Bazzi said all families in her district will know about retention decisions by the end of June.

Lawmakers on both sides of the aisle have introduced legislation to pause the law, saying students and educators have faced an unprecedented and exhausting school year and should not be punished for circumstances that are out of their control. Those bills remain stalled.

Since the fall, local districts have been following the law — screening young students within the first 30 days of school, documenting reading intervention plans and contacting families.

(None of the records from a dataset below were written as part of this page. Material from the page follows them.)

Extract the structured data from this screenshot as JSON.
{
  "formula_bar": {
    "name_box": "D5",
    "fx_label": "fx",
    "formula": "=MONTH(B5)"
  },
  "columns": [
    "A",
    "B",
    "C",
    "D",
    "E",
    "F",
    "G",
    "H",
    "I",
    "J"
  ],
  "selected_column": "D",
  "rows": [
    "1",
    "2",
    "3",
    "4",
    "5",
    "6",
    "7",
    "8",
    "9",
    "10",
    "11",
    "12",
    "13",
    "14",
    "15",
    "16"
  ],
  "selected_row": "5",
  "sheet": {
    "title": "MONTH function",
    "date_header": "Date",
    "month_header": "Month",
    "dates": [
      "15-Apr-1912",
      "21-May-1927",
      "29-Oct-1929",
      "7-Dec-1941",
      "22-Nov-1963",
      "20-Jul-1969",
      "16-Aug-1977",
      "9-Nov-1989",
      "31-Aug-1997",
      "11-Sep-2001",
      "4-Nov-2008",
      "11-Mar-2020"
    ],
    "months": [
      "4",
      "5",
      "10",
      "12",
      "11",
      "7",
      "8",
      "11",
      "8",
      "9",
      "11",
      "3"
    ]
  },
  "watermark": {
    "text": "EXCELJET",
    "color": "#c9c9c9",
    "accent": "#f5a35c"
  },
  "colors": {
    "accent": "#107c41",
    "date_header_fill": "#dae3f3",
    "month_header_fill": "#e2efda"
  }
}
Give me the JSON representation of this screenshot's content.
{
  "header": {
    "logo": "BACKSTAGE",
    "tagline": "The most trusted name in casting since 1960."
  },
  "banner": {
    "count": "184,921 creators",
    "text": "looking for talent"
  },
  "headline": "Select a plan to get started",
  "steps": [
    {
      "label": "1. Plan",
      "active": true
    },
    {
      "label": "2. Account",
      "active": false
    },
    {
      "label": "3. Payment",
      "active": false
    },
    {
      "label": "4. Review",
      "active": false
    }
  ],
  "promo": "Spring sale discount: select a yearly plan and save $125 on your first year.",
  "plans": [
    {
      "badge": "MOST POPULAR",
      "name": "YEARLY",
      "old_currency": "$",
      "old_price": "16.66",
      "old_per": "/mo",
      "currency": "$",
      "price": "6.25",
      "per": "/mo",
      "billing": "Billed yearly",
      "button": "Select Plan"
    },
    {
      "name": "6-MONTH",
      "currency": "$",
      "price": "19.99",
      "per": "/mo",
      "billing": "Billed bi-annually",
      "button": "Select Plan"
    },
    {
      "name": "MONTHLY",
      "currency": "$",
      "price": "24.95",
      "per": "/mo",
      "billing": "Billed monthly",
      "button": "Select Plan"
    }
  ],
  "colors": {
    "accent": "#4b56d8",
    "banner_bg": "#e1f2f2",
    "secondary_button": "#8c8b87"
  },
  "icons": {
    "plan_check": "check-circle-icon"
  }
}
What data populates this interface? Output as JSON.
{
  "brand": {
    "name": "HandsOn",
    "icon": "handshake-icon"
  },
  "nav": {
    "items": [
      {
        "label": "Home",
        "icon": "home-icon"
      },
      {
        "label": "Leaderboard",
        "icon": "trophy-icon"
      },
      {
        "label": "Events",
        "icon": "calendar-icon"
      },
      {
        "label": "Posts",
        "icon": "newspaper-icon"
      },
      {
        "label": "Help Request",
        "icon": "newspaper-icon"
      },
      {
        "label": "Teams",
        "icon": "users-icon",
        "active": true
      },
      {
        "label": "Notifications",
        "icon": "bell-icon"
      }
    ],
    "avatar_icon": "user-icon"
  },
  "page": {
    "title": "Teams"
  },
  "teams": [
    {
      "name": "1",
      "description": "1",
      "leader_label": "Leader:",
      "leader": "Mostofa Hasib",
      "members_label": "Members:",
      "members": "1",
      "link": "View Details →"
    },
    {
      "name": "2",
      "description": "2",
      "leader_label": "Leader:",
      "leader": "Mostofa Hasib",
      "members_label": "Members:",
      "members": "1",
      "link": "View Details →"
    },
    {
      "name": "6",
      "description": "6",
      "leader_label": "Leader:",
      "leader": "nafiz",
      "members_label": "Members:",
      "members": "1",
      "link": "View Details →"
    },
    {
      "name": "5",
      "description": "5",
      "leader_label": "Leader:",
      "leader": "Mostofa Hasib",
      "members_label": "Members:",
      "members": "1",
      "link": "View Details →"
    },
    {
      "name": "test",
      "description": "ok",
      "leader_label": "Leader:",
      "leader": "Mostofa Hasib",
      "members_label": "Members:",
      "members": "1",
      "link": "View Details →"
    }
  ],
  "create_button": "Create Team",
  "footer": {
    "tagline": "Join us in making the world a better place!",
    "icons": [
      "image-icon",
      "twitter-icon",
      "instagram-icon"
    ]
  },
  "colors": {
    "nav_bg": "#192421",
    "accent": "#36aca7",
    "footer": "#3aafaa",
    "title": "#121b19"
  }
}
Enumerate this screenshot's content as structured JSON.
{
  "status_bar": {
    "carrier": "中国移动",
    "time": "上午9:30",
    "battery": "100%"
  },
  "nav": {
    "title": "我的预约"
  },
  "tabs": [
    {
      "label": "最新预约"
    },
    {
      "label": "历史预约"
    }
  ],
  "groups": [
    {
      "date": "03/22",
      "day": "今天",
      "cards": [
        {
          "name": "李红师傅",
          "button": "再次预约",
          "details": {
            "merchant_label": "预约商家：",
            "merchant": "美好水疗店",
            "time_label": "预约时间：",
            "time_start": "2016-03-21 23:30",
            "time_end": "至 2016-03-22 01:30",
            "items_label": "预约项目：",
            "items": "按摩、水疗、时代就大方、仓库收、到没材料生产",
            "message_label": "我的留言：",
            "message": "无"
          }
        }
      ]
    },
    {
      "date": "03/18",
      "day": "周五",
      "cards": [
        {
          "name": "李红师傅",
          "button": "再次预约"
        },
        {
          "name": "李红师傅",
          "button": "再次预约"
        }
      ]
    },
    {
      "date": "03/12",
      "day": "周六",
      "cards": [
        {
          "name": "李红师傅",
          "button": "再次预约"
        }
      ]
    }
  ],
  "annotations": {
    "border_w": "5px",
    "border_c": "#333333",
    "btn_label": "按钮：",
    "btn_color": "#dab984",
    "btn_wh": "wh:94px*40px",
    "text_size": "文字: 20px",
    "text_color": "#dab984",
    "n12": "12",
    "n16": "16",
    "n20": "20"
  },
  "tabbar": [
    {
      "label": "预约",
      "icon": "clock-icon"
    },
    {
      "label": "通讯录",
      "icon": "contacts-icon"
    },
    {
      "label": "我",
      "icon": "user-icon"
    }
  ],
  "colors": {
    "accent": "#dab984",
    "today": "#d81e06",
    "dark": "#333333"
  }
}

During the school year, the state education department has offered grants to districts to hire early literacy coaches to work directly with teachers to support improving literacy for grades K-3. MDE has also conducted webinars about the reading law requirements and how to help students virtually and posted literacy resources online.

Parent Theresa Wegner said school districts need to do a better job of supporting readers who struggle including those with dyslexia like her daughter.

Wegner removed her daughter from public school last fall in Oakland County and began homeschooling to provide a reading program designed for students with dyslexia. 

Wegner's daughter did not take the M-STEP, but local assessments done by Clarkston Community Schools where her daughter attends some classes showed she made some reading gains this year.

Wegner wants the focus to be on providing all students with the proper supports to be proficient readers – not retention.

"For kids like mine there needs to be something in the school to teach them the way they can learn," Wegner said.

"It is good sometimes to get this feedback to raise the alarm and find out what you need to do to get them what they need," Wegner said of retention. "Sometimes it's pulling them from school like I did."